Sharimiki (driftwood style) bonsai juniper.
Leaning sharimiki (driftwood style) bonsai juniper.
The inaugral Kuala Lumpur Bonsai & Orchid Show 2012 was held at the Taman Botani Perdana in conjunction with the Petronas Formula One Malaysia Grand Prix 2012. Taman Botani Perdana is formerly known as the Lake Gardens. This even was organised by the Dewan Bandaraya Kuala Lumpur (DBKL). Wuan wanted to see the bonsai on display there. We went on Sunday afternoon with the sky threatening to pour any minute. That was also my first visit to the park.
As we were not familiar with the grounds, we parked at the farthest end of the park from where the show was held. Apparently, the park does not have accessible parking and we had to make do with the regular-sized one. The good thing about the entire place is that it connectivity between walkways and roads are almost seamless. Visitors in wheelchairs will be quite at ease moving around.
Stalls offering food and drinks, herbs, ornamental plants, bonsai and orchids like the road leading to the exhibition. It was a rather long stretch of upward slope that would have been difficult for me to traverse independently without Wuan’s assistance. We were to discover later that we could have accessed the exhibit area from another car park just beside Bukit Aman. We also discovered several ramps leading to the amphitheatre and other parts of the park that we would like to explore the next time we go there again.
We spent some time appreciating the meticulous work that went into crafting the bonsai. Some of those miniature trees must have been decades old. I also read that, if well taken care of, bonsai will outlive their creators as these trees can grow to be a few hundred years old or more. The orchids too were an attraction by themselves. Their burst of colours were in stark contrast against the restrained flair of the bonsai.

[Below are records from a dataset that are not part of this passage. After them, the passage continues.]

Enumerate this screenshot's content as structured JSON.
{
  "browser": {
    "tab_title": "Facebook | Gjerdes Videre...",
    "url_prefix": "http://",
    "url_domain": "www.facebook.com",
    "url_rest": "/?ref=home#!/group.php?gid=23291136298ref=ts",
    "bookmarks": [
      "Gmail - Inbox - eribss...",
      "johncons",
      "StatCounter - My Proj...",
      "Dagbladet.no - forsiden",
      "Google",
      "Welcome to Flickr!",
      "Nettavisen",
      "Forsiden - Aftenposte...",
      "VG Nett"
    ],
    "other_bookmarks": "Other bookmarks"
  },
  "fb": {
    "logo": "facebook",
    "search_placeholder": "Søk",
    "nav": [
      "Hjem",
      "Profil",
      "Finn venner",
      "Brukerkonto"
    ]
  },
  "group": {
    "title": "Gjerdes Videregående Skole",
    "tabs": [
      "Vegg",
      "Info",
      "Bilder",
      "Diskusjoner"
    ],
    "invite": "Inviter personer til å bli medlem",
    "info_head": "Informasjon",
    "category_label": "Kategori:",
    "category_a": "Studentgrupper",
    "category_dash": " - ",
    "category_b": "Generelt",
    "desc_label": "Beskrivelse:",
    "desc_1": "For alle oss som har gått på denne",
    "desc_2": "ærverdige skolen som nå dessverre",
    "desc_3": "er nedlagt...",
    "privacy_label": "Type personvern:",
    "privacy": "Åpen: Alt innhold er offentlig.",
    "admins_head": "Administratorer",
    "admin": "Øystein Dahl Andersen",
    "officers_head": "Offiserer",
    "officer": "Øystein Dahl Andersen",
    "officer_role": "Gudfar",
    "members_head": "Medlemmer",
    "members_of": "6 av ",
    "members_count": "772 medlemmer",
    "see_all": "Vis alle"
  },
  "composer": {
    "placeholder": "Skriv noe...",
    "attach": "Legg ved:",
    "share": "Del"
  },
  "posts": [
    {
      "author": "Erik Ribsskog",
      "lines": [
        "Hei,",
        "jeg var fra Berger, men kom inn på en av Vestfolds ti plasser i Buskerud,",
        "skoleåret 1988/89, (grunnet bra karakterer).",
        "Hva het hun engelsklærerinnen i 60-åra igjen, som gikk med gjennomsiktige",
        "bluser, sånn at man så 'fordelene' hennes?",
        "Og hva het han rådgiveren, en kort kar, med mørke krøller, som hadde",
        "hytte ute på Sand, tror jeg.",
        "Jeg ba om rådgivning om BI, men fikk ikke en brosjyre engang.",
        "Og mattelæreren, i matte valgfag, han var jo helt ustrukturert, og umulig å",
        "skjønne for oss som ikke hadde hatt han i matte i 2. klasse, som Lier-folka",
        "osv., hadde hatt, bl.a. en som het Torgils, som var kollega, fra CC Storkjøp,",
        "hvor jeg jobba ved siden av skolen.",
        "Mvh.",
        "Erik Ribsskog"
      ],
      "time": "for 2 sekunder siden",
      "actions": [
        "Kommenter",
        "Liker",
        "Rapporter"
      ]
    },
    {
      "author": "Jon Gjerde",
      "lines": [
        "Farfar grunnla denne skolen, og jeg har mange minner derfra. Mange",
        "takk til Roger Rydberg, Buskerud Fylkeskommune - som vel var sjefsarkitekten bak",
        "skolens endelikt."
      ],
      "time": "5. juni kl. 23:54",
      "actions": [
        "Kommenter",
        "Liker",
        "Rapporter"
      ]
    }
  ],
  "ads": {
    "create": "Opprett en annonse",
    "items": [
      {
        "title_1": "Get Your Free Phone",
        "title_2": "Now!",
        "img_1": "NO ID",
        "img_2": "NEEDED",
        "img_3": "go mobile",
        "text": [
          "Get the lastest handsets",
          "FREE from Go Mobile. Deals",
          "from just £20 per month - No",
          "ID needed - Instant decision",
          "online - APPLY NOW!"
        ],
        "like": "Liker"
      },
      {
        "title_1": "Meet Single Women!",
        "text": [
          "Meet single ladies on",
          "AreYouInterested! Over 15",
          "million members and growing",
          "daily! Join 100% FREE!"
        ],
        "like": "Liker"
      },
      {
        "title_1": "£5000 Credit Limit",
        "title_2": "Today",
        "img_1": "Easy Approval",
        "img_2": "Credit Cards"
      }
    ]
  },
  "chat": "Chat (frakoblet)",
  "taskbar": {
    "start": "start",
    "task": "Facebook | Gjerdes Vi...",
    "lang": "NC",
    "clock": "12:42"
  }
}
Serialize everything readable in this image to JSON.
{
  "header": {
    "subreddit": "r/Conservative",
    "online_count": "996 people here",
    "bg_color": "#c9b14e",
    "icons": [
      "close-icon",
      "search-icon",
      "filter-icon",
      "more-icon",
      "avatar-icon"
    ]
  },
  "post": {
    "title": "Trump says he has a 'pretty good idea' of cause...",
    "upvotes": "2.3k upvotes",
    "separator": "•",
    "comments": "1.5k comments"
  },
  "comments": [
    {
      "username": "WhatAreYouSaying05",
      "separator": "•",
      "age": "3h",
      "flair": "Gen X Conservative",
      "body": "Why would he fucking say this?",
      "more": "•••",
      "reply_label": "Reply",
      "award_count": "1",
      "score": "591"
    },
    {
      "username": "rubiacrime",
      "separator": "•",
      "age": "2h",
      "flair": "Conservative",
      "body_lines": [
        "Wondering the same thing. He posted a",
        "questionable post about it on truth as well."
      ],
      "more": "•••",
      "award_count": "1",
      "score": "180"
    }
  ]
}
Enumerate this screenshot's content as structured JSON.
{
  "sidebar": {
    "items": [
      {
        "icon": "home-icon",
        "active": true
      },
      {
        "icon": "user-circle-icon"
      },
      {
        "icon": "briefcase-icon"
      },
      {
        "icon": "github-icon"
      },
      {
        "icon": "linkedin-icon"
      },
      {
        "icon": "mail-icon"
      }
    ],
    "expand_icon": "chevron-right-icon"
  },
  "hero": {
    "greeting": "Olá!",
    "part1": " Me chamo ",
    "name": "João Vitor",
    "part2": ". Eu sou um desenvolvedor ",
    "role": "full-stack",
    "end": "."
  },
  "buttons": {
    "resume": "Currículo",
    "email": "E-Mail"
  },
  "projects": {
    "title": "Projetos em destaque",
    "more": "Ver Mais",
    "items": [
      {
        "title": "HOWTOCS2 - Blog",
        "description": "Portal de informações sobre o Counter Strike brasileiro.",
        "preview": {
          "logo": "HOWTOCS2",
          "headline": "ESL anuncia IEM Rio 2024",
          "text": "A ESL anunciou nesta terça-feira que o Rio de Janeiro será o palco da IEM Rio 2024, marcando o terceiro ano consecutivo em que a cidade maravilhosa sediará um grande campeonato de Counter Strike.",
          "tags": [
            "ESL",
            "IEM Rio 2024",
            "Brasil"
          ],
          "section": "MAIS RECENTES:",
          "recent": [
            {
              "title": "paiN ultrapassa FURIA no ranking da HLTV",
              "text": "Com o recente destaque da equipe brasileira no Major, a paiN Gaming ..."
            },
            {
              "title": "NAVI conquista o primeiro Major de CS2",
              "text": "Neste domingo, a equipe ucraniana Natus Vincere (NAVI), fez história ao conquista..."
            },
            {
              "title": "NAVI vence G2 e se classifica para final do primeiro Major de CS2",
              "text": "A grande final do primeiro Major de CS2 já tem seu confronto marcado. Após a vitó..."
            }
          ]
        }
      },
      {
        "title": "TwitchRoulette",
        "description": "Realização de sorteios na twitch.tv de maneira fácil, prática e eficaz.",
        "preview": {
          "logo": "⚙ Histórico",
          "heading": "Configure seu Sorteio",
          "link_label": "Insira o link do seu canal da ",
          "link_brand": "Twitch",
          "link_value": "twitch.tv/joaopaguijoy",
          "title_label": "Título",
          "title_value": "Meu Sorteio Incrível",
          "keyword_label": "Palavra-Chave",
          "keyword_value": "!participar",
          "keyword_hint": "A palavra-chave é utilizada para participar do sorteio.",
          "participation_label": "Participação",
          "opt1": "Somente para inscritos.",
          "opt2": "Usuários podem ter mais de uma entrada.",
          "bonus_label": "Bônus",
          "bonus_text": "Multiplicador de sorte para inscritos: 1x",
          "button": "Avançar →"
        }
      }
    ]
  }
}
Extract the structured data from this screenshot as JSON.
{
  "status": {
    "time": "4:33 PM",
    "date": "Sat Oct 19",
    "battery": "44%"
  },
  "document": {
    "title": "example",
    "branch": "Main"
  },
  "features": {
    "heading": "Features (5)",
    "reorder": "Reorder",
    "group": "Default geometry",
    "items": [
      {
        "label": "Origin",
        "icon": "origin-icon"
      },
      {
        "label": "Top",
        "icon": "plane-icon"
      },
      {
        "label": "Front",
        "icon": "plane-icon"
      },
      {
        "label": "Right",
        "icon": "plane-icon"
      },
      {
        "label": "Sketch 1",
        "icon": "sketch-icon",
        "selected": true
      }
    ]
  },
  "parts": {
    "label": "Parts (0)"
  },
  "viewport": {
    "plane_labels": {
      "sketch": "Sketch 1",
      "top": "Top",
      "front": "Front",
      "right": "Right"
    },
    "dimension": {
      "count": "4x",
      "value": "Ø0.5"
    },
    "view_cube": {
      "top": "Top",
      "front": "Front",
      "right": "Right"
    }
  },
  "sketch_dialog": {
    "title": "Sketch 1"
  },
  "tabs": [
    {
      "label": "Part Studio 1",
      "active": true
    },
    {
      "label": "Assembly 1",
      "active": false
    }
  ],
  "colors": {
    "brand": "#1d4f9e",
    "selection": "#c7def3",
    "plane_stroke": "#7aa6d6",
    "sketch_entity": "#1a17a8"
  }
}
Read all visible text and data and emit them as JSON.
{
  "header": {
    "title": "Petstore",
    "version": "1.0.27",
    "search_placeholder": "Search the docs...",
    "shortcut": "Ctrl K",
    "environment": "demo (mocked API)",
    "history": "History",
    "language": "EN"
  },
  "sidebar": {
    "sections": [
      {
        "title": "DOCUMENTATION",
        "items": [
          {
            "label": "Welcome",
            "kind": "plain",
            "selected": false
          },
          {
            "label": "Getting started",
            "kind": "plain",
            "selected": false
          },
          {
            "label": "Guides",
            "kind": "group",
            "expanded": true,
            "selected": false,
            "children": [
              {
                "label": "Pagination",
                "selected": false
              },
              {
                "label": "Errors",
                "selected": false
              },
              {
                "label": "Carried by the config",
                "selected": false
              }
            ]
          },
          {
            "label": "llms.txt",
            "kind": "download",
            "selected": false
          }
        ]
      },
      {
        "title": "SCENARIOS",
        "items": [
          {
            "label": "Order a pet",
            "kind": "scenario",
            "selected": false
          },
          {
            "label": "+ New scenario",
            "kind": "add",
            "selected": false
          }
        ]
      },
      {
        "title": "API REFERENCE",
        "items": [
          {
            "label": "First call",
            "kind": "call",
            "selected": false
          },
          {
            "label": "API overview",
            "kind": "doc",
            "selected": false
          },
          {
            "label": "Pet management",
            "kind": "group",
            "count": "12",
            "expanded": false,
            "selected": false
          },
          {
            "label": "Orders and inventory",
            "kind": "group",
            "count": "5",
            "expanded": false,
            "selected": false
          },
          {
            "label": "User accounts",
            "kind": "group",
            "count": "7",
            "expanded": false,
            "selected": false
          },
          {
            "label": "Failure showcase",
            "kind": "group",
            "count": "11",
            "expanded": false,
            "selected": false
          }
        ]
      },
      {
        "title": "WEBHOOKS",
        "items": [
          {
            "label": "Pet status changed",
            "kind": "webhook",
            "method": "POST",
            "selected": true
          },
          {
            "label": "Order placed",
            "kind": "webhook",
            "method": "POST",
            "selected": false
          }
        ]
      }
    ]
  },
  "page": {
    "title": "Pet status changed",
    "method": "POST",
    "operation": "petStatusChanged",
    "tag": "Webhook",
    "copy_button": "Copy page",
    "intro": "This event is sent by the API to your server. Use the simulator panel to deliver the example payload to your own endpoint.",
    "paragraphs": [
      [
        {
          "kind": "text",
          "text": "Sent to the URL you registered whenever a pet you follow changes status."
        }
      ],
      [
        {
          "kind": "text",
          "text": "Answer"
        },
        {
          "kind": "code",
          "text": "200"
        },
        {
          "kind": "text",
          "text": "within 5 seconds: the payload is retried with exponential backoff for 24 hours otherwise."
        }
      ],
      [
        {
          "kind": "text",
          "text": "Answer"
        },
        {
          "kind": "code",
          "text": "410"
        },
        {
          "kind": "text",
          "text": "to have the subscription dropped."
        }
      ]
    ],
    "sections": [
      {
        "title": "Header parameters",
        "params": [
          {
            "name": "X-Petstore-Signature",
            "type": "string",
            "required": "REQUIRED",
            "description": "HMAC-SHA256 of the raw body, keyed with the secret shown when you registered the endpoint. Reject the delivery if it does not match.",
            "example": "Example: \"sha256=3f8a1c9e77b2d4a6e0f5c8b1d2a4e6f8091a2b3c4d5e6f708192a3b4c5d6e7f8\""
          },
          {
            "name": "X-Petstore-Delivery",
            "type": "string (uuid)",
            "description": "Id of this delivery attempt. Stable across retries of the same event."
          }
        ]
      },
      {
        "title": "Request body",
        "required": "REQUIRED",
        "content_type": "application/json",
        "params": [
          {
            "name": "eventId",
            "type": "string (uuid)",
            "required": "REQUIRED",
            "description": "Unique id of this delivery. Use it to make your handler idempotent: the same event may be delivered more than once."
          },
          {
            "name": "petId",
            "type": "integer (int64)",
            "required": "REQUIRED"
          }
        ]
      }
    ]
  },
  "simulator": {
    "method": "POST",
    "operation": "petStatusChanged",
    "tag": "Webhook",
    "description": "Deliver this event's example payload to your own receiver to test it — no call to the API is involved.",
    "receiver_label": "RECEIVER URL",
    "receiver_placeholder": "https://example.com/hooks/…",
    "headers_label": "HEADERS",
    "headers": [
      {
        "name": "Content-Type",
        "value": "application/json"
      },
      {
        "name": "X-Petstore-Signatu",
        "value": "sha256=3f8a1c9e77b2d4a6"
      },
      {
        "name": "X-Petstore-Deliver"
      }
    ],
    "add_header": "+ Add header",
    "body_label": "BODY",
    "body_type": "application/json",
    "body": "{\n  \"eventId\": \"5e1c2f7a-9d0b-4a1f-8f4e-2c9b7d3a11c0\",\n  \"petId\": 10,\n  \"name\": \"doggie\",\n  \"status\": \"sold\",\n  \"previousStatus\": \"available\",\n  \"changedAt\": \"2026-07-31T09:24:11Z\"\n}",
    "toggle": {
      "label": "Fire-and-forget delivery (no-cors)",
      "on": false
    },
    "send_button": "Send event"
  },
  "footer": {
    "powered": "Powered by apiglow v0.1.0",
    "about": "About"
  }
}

After having satiated ourselves with ogling the exhibits, Wuan and I browsed at the stalls selling plants and herbs. We found and bought two ornamental plants that we were looking for – croton and red button ginger (costus woodsonii). Further down the road, we checked out the stall with a good spread of traditional herbs usually used in home remedies. We would love to include some of them in the garden but there is no more space for any. In the end, Wuan bought the pandan wangi. We three heavy bags of plant in tow, we made a final stop at the lake where Wuan took shots of the resident ducks and geese, and agreed that we would return to the park soon.